RECORD EXCERPTS
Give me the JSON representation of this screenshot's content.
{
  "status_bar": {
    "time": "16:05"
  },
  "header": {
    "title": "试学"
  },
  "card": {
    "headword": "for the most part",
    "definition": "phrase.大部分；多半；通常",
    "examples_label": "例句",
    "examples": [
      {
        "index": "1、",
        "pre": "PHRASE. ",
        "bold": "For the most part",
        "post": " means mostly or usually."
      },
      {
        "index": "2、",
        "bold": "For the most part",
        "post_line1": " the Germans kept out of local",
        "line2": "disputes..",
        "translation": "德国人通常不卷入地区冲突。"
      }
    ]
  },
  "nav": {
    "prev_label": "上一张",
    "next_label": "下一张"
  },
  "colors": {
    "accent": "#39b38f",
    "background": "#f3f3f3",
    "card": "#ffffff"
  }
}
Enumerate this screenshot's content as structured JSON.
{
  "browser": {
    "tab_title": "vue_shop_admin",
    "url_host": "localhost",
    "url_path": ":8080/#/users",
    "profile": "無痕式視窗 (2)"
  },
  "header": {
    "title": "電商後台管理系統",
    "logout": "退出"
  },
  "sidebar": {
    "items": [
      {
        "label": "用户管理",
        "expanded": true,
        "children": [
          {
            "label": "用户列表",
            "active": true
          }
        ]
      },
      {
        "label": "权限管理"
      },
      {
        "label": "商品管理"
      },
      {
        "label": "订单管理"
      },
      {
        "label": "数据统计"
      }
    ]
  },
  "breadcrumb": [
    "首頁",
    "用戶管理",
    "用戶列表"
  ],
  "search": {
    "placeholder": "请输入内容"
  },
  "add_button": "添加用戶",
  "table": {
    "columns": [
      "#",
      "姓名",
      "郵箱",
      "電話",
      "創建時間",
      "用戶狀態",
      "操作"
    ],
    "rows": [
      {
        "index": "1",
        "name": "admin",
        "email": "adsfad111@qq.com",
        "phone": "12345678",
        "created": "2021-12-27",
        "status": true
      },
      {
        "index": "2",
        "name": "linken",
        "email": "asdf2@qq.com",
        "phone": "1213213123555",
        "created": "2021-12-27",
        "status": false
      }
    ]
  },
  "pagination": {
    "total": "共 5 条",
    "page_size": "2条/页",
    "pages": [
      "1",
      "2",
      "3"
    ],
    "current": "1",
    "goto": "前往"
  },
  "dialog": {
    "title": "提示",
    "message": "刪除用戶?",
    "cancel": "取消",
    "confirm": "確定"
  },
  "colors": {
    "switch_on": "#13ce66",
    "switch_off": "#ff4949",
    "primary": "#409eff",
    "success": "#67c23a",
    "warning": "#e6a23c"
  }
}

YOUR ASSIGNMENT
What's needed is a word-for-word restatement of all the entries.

YOUR RESPONSE
Give me the JSON representation of this screenshot's content.
{
  "status_bar": {
    "time": "16:05"
  },
  "header": {
    "title": "试学"
  },
  "card": {
    "headword": "for the most part",
    "definition": "phrase.大部分；多半；通常",
    "examples_label": "例句",
    "examples": [
      {
        "index": "1、",
        "pre": "PHRASE. ",
        "bold": "For the most part",
        "post": " means mostly or usually."
      },
      {
        "index": "2、",
        "bold": "For the most part",
        "post_line1": " the Germans kept out of local",
        "line2": "disputes..",
        "translation": "德国人通常不卷入地区冲突。"
      }
    ]
  },
  "nav": {
    "prev_label": "上一张",
    "next_label": "下一张"
  },
  "colors": {
    "accent": "#39b38f",
    "background": "#f3f3f3",
    "card": "#ffffff"
  }
}
Enumerate this screenshot's content as structured JSON.
{
  "browser": {
    "tab_title": "vue_shop_admin",
    "url_host": "localhost",
    "url_path": ":8080/#/users",
    "profile": "無痕式視窗 (2)"
  },
  "header": {
    "title": "電商後台管理系統",
    "logout": "退出"
  },
  "sidebar": {
    "items": [
      {
        "label": "用户管理",
        "expanded": true,
        "children": [
          {
            "label": "用户列表",
            "active": true
          }
        ]
      },
      {
        "label": "权限管理"
      },
      {
        "label": "商品管理"
      },
      {
        "label": "订单管理"
      },
      {
        "label": "数据统计"
      }
    ]
  },
  "breadcrumb": [
    "首頁",
    "用戶管理",
    "用戶列表"
  ],
  "search": {
    "placeholder": "请输入内容"
  },
  "add_button": "添加用戶",
  "table": {
    "columns": [
      "#",
      "姓名",
      "郵箱",
      "電話",
      "創建時間",
      "用戶狀態",
      "操作"
    ],
    "rows": [
      {
        "index": "1",
        "name": "admin",
        "email": "adsfad111@qq.com",
        "phone": "12345678",
        "created": "2021-12-27",
        "status": true
      },
      {
        "index": "2",
        "name": "linken",
        "email": "asdf2@qq.com",
        "phone": "1213213123555",
        "created": "2021-12-27",
        "status": false
      }
    ]
  },
  "pagination": {
    "total": "共 5 条",
    "page_size": "2条/页",
    "pages": [
      "1",
      "2",
      "3"
    ],
    "current": "1",
    "goto": "前往"
  },
  "dialog": {
    "title": "提示",
    "message": "刪除用戶?",
    "cancel": "取消",
    "confirm": "確定"
  },
  "colors": {
    "switch_on": "#13ce66",
    "switch_off": "#ff4949",
    "primary": "#409eff",
    "success": "#67c23a",
    "warning": "#e6a23c"
  }
}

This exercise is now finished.